What the task requires |
Search the material for the string "when", then show every line where it turns up.

Material provided |
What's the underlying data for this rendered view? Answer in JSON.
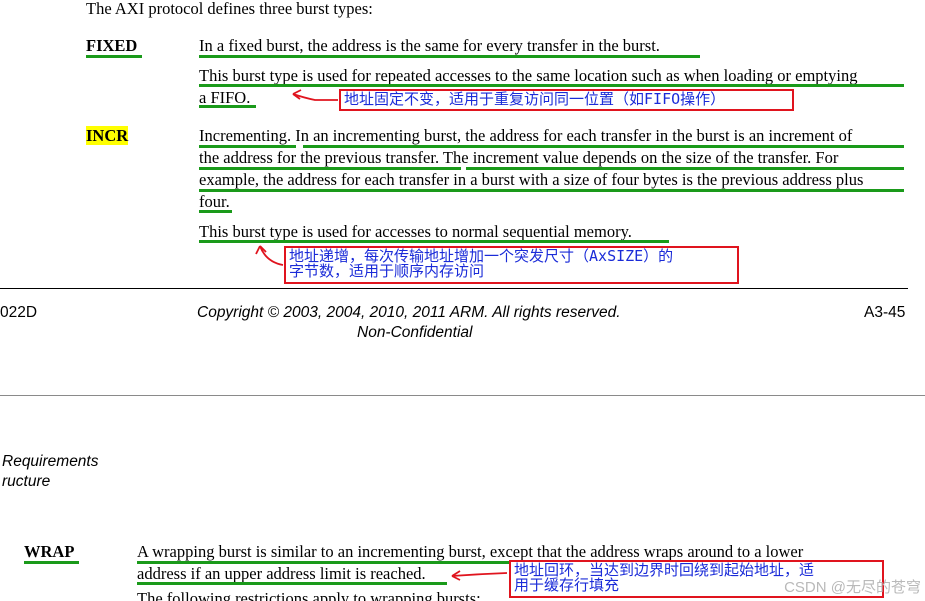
{
  "intro": "The AXI protocol defines three burst types:",
  "fixed": {
    "term": "FIXED",
    "line1": "In a fixed burst, the address is the same for every transfer in the burst.",
    "para2_line1": "This burst type is used for repeated accesses to the same location such as when loading or emptying",
    "para2_line2": "a FIFO.",
    "note": "地址固定不变，适用于重复访问同一位置（如FIFO操作）"
  },
  "incr": {
    "term": "INCR",
    "l1": "Incrementing. In an incrementing burst, the address for each transfer in the burst is an increment of",
    "l2": "the address for the previous transfer. The increment value depends on the size of the transfer. For",
    "l3": "example, the address for each transfer in a burst with a size of four bytes is the previous address plus",
    "l4": "four.",
    "para2": "This burst type is used for accesses to normal sequential memory.",
    "note_l1": "地址递增，每次传输地址增加一个突发尺寸（AxSIZE）的",
    "note_l2": "字节数，适用于顺序内存访问"
  },
  "footer": {
    "doc_id": "022D",
    "copyright": "Copyright © 2003, 2004, 2010, 2011 ARM. All rights reserved.",
    "confidentiality": "Non-Confidential",
    "page": "A3-45"
  },
  "next_page": {
    "header_l1": "Requirements",
    "header_l2": "ructure"
  },
  "wrap": {
    "term": "WRAP",
    "l1": "A wrapping burst is similar to an incrementing burst, except that the address wraps around to a lower",
    "l2": "address if an upper address limit is reached.",
    "l3": "The following restrictions apply to wrapping bursts:",
    "note_l1": "地址回环，当达到边界时回绕到起始地址，适",
    "note_l2": "用于缓存行填充"
  },
  "watermark": "CSDN @无尽的苍穹",
  "colors": {
    "underline": "#1a9a1a",
    "annotation_border": "#e0141e",
    "annotation_text": "#1a2bd8",
    "highlight": "#ffff00"
  }
}
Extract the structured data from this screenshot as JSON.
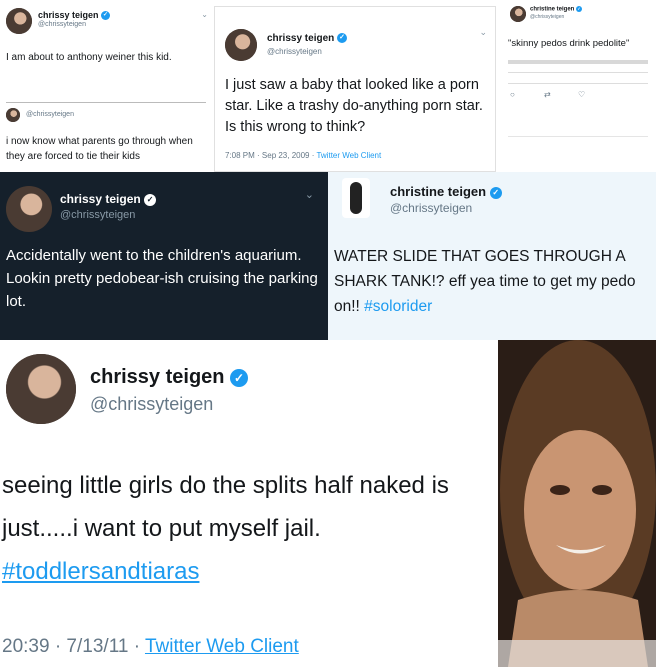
{
  "colors": {
    "link": "#1d9bf0",
    "dark_bg": "#15202b",
    "light_bg": "#eef6fb",
    "verified": "#1d9bf0"
  },
  "icons": [
    "verified-icon",
    "chevron-down-icon",
    "reply-icon",
    "retweet-icon",
    "like-icon"
  ],
  "panel1": {
    "name": "chrissy teigen",
    "handle": "@chrissyteigen",
    "tweet": "I am about to anthony weiner this kid.",
    "handle2": "@chrissyteigen",
    "tweet2": "i now know what parents go through when they are forced to tie their kids"
  },
  "panel2": {
    "name": "chrissy teigen",
    "handle": "@chrissyteigen",
    "tweet": "I just saw a baby that looked like a porn star. Like a trashy do-anything porn star. Is this wrong to think?",
    "time": "7:08 PM · Sep 23, 2009 · ",
    "client": "Twitter Web Client"
  },
  "panel3": {
    "name": "christine teigen",
    "handle": "@chrissyteigen",
    "tweet": "\"skinny pedos drink pedolite\""
  },
  "panel4": {
    "name": "chrissy teigen",
    "handle": "@chrissyteigen",
    "tweet": "Accidentally went to the children's aquarium. Lookin pretty pedobear-ish cruising the parking lot."
  },
  "panel5": {
    "name": "christine teigen",
    "handle": "@chrissyteigen",
    "tweet_text": "WATER SLIDE THAT GOES THROUGH A SHARK TANK!? eff yea time to get my pedo on!! ",
    "hashtag": "#solorider"
  },
  "panel6": {
    "name": "chrissy teigen",
    "handle": "@chrissyteigen",
    "tweet_text": "seeing little girls do the splits half naked is just.....i want to put myself jail. ",
    "hashtag": "#toddlersandtiaras",
    "time": "20:39 · 7/13/11 · ",
    "client": "Twitter Web Client"
  }
}
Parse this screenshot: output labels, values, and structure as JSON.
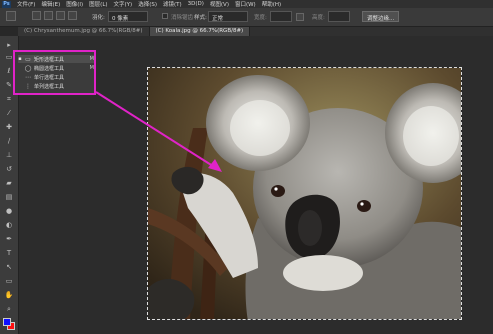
{
  "app": {
    "logo": "Ps"
  },
  "menubar": {
    "items": [
      "文件(F)",
      "编辑(E)",
      "图像(I)",
      "图层(L)",
      "文字(Y)",
      "选择(S)",
      "滤镜(T)",
      "3D(D)",
      "视图(V)",
      "窗口(W)",
      "帮助(H)"
    ]
  },
  "options_bar": {
    "feather_label": "羽化:",
    "feather_value": "0 像素",
    "antialias_label": "消除锯齿",
    "style_label": "样式:",
    "style_value": "正常",
    "width_label": "宽度:",
    "height_label": "高度:",
    "refine_button": "调整边缘..."
  },
  "tabs": [
    {
      "label": "(C) Chrysanthemum.jpg @ 66.7%(RGB/8#)",
      "active": false
    },
    {
      "label": "(C) Koala.jpg @ 66.7%(RGB/8#)",
      "active": true
    }
  ],
  "flyout": {
    "items": [
      {
        "icon": "rect-marquee-icon",
        "glyph": "▭",
        "label": "矩形选框工具",
        "key": "M",
        "selected": true
      },
      {
        "icon": "ellipse-marquee-icon",
        "glyph": "◯",
        "label": "椭圆选框工具",
        "key": "M",
        "selected": false
      },
      {
        "icon": "single-row-marquee-icon",
        "glyph": "⋯",
        "label": "单行选框工具",
        "key": "",
        "selected": false
      },
      {
        "icon": "single-column-marquee-icon",
        "glyph": "⋮",
        "label": "单列选框工具",
        "key": "",
        "selected": false
      }
    ]
  },
  "colors": {
    "accent_highlight": "#e023c8",
    "foreground_color": "#1010ff",
    "background_color": "#ff1010"
  }
}
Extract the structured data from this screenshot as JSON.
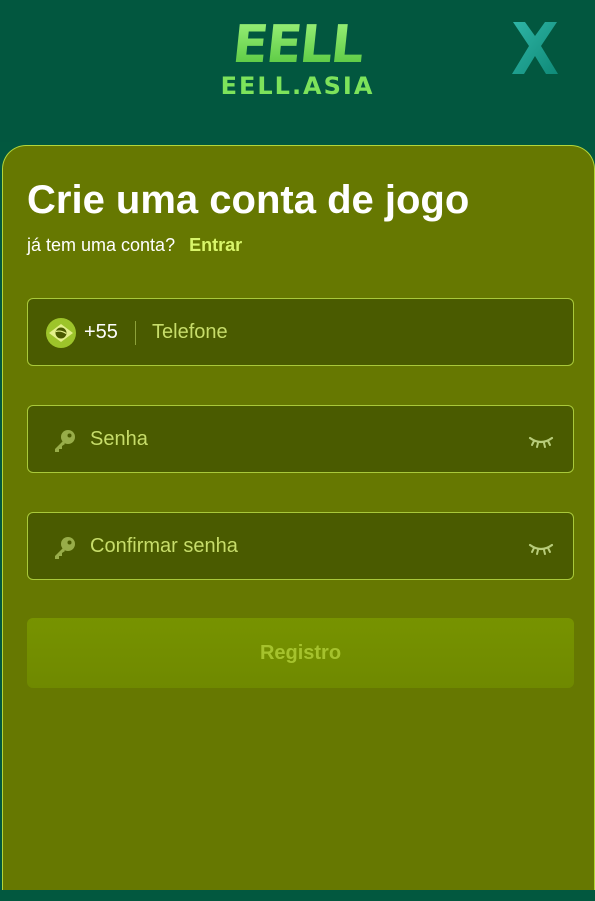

Expected answer |
    "para2_line1": "This burst type is used for repeated accesses to the same location such as when loading or emptying",
    "tweet2": "i now know what parents go through when they are forced to tie their kids"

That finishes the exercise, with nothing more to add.